⟨
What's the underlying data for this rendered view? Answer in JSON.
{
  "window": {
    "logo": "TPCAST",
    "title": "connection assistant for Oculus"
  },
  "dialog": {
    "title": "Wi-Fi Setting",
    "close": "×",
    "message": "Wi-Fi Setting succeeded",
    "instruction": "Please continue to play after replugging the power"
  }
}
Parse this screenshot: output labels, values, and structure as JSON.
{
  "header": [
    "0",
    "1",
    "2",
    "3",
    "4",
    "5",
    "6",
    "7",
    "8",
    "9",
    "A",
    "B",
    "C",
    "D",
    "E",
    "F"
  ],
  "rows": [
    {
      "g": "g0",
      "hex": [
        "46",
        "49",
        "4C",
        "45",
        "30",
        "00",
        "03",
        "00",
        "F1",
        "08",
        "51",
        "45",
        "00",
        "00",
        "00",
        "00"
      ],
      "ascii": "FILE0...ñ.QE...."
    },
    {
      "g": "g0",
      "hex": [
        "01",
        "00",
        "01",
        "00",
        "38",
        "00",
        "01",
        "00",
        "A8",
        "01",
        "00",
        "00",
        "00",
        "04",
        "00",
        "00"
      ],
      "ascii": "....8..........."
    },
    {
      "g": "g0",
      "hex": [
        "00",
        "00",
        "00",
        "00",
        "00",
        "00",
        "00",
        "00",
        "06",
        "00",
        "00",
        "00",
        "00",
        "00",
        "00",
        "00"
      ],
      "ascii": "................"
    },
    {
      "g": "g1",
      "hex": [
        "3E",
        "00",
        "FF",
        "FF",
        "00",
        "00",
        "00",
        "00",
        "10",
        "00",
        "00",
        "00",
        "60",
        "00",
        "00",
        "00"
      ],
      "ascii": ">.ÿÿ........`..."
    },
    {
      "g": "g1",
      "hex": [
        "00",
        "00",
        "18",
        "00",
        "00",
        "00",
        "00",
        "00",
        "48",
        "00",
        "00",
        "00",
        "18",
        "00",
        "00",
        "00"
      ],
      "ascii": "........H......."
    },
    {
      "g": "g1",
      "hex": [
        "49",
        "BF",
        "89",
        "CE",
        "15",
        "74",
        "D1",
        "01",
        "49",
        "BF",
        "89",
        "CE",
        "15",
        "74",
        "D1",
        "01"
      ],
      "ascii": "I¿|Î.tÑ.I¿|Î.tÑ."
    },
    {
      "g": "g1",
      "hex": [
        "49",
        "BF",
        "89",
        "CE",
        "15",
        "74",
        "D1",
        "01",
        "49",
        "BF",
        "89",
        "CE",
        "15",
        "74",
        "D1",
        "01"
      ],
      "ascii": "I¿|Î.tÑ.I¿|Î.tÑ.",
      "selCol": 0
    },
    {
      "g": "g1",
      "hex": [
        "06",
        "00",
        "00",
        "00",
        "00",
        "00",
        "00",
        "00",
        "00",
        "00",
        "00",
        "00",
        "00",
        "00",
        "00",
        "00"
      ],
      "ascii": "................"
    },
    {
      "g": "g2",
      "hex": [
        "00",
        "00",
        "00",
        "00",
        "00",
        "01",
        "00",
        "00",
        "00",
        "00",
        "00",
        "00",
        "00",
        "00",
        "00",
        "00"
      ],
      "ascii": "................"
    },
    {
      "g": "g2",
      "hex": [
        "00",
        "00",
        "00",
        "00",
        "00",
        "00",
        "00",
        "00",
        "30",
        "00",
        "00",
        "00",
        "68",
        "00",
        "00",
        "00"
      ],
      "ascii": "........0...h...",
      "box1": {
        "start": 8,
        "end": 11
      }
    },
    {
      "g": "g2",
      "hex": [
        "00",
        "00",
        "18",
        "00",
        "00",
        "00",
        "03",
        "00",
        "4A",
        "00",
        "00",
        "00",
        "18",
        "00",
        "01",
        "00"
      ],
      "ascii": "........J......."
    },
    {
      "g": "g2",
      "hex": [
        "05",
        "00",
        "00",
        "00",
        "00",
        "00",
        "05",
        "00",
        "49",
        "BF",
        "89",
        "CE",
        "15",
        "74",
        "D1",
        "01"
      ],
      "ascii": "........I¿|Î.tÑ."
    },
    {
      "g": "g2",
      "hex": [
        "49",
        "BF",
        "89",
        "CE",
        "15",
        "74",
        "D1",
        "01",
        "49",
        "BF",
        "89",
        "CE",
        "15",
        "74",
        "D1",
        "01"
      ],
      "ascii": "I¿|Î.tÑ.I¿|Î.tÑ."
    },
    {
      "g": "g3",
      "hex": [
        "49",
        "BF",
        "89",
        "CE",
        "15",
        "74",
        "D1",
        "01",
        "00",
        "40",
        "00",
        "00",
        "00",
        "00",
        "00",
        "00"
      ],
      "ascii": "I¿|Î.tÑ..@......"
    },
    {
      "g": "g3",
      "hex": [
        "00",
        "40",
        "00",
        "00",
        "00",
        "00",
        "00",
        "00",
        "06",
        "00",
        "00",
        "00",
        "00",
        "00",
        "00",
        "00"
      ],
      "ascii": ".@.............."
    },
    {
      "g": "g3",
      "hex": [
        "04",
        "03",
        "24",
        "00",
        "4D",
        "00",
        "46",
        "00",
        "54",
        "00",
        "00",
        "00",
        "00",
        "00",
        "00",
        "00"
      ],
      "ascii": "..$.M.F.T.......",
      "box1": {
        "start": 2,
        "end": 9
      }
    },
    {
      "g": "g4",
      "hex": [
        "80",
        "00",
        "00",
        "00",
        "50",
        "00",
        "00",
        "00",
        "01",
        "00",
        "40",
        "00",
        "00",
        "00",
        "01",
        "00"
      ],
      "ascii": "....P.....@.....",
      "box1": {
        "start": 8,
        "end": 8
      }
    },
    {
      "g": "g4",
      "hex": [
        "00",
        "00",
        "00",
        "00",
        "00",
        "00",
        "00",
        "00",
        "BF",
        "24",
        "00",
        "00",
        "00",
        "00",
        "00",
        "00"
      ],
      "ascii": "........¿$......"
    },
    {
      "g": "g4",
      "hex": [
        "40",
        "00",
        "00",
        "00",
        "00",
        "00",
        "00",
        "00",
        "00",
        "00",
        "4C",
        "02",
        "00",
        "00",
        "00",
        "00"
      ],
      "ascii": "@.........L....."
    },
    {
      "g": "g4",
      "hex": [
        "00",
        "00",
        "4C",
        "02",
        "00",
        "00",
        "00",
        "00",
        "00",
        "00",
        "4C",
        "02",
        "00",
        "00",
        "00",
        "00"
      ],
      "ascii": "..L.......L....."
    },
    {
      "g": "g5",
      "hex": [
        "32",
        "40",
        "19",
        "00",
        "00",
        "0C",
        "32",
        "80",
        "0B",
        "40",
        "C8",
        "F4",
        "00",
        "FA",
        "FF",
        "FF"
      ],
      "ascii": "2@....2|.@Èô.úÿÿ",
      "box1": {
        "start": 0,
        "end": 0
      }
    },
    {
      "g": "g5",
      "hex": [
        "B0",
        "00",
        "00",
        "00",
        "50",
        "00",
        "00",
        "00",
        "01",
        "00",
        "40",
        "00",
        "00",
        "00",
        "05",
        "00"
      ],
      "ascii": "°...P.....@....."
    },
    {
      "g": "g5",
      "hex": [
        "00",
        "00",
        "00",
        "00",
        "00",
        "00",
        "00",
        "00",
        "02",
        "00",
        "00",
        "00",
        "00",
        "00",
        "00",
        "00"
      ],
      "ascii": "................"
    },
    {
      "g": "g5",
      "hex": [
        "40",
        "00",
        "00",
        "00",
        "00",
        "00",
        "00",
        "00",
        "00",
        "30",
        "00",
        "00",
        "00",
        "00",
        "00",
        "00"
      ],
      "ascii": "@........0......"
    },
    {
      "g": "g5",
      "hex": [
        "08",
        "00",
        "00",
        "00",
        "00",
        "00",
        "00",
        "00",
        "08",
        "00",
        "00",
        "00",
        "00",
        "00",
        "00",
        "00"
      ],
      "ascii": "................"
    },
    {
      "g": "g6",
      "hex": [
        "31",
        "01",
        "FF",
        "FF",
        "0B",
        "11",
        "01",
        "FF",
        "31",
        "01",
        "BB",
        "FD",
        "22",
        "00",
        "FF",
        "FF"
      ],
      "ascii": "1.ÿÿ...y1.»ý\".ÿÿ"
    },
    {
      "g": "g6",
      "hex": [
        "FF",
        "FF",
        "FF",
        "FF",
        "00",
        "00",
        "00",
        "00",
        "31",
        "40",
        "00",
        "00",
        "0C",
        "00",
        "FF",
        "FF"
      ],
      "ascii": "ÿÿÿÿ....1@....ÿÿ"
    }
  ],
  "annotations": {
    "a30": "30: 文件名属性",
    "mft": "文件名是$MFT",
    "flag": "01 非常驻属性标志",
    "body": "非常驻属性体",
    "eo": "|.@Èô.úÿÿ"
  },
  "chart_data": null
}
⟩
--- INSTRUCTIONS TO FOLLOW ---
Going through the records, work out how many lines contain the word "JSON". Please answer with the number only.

--- ANSWER AREA ---
2